MD/Master of Public Health (MD/MHA)

The MD/Master of Health Administration (MHA) allows students particularly interested in management, healthcare policy, or systems-based approach to health care delivery to pursue both the MD and MHA degrees concurrently. Application to the MD/MHA requires one additional full year of coursework and occurs during the start of the third year. Students would take time away from the medical school curriculum starting in the fourth year.

Oral and Maxillofacial Surgery (OMS)

The OMS program is a six-year education training program that certifies graduates to practice Oral and Maxillofacial Surgery. Application to the OMS Program is limited to DDS graduates and occurs prior to matriculation at the School of Medicine. Students admitted to the program have completed dental school and enter into MD training with advance standing. They must meet all of the requirements for both the MD degree and the Oral and Maxillofacial Surgery residency in order to remain in the program.

Financial Information

Fees and Other Charges

All fees and extra service charges are payable in U.S. dollars, due at the time specified and subject to change without notice. See Financial Aid Budget Information for current tuition and fees at https://education.uwmedicine.org/student-affairs/financial-aid/

Financial Assistance

Financial aid awards are based on need. All aid applicants must submit the Free Application for Federal Student Aid (FAFSA). The Federal Direct Stafford Loan (subsidized and unsubsidized), Perkins Loan, and Primary Care Loan are the primary sources of aid. Institutional loans are also available from the School of Medicine. Limited grant funds are available to Washington State residents who meet specific funding criteria.

Scholarships are available through the School of Medicine. A separate application for a School of Medicine scholarship is due May 31.

February 28 is the financial aid application deadline for all available aid sources. Late applicants are awarded only Stafford and unsubsidized Stafford loans.

Outside employment is discouraged while the student is enrolled in medical school.

Undergraduate Programs
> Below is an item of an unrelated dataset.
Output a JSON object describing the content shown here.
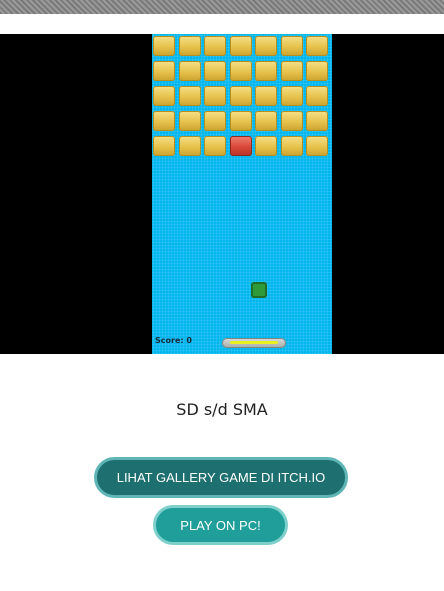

For undergraduate program information, refer to the UW degree program catalog.

Graduate Programs

For graduate program information, refer to the UW degree program catalog.